* [The task] Without changing a word, copy every line of the listing below and leave out the images.

* [Task data]
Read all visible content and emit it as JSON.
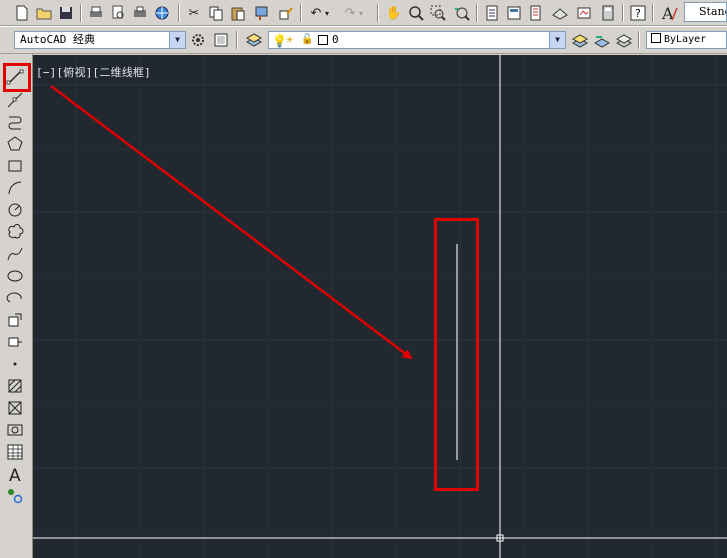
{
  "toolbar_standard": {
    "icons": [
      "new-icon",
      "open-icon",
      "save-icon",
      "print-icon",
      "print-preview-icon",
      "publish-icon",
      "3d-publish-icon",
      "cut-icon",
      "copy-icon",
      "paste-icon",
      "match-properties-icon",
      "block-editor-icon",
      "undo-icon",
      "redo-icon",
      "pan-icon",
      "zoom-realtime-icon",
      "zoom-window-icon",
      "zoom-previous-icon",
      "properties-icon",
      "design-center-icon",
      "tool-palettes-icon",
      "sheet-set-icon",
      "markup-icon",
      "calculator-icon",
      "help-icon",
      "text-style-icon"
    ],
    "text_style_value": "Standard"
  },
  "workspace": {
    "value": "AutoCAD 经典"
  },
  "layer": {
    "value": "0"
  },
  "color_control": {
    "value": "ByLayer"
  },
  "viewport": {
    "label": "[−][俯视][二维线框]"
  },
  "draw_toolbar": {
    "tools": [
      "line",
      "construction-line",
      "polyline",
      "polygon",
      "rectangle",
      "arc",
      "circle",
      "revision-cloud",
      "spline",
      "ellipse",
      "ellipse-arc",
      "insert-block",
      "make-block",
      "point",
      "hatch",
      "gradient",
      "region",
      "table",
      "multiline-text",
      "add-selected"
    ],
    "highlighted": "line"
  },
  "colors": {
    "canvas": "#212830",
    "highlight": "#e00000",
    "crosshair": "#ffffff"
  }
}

* [Response for this exercise]
Read all visible content and emit it as JSON.
{
  "toolbar_standard": {
    "icons": [
      "new-icon",
      "open-icon",
      "save-icon",
      "print-icon",
      "print-preview-icon",
      "publish-icon",
      "3d-publish-icon",
      "cut-icon",
      "copy-icon",
      "paste-icon",
      "match-properties-icon",
      "block-editor-icon",
      "undo-icon",
      "redo-icon",
      "pan-icon",
      "zoom-realtime-icon",
      "zoom-window-icon",
      "zoom-previous-icon",
      "properties-icon",
      "design-center-icon",
      "tool-palettes-icon",
      "sheet-set-icon",
      "markup-icon",
      "calculator-icon",
      "help-icon",
      "text-style-icon"
    ],
    "text_style_value": "Standard"
  },
  "workspace": {
    "value": "AutoCAD 经典"
  },
  "layer": {
    "value": "0"
  },
  "color_control": {
    "value": "ByLayer"
  },
  "viewport": {
    "label": "[−][俯视][二维线框]"
  },
  "draw_toolbar": {
    "tools": [
      "line",
      "construction-line",
      "polyline",
      "polygon",
      "rectangle",
      "arc",
      "circle",
      "revision-cloud",
      "spline",
      "ellipse",
      "ellipse-arc",
      "insert-block",
      "make-block",
      "point",
      "hatch",
      "gradient",
      "region",
      "table",
      "multiline-text",
      "add-selected"
    ],
    "highlighted": "line"
  },
  "colors": {
    "canvas": "#212830",
    "highlight": "#e00000",
    "crosshair": "#ffffff"
  }
}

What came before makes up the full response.